That doesn’t mean it’s a bad book. Far from it. The writing style is marvelous. Hamish’s tics and quirks gave a different twist to his character and made Reggie’s character more likable when she tried to help Hamish. They both have their flaws. Reggie fled the socialite life and opened a detective operation with Hamish. But she’s still being courted by a wealthy man and has to decide between him and Hamish. I had true levels of worry about her decision-making skills for a while.
Hamish is a lovable blend of grit and anxiety. He’s there when you need him but falls apart sometimes.
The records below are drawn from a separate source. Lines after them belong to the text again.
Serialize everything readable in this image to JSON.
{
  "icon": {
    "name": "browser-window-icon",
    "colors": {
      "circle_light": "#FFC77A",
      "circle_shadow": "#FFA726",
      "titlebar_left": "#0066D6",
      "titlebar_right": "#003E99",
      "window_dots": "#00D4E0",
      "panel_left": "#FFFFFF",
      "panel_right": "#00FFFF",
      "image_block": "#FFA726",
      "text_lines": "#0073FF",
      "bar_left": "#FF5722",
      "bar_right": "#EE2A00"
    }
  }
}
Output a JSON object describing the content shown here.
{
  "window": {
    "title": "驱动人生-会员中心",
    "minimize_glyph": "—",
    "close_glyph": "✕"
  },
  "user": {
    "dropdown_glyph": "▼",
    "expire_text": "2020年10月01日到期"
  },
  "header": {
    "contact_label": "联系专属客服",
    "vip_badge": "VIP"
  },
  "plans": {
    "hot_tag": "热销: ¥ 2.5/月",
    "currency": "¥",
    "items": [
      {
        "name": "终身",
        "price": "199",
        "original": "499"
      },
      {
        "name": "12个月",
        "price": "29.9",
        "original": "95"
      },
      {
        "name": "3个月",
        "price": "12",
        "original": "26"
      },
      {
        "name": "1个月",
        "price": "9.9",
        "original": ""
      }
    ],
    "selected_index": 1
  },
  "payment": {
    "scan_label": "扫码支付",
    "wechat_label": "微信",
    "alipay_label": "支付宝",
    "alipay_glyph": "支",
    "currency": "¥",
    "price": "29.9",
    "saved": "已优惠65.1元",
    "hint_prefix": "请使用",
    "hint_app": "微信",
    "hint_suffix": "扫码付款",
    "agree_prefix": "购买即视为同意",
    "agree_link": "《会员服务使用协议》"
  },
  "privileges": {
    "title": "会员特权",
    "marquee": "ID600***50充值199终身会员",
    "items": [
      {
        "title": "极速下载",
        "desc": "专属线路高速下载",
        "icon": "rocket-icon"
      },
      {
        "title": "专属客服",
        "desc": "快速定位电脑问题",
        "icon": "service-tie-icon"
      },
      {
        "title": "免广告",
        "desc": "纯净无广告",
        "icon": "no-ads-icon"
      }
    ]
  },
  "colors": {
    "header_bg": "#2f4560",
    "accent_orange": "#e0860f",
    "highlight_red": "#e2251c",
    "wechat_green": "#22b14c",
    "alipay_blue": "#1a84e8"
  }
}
Now, since I’ve not read book one, I was a bit worried I’d be confused by jumping straight into book two. I believe Rachel McMillan covered her bases and blended the lines well enough that you can enjoy Murder in the City of Liberty on its own, but I’d recommend you read Murder at the Flamingo first.
What I really found lacking was the spiritual aspect. It was so thin as to be non-existent. Maybe this will improve as the series continues? Either way, I wish it had been stronger.
All in all, I enjoyed the book and would recommend it for lovers of historical mystery and romance. Will I continue reading the series? Probably. I’m curious to see what trouble Reggie and Hamish might find themselves inadvertently falling into in the future.
I’m giving four stars because the writing style, character arc, and romance/mystery aspect were solid. Just because I didn’t fall head over heels doesn’t mean the book isn’t worthy of notable stars.
I requested a copy of this book from Celebrate Lit. I was not required to leave a positive review. All thoughts and opinions expressed are my own.
About the Author
Rachel McMillan is a keen history enthusiast and a lifelong bibliophile. When not writing or reading, she can most often be found drinking tea and watching British miniseries. Rachel lives in bustling Toronto, where she works in educational publishing and pursues her passion for art, literature, music, and theater.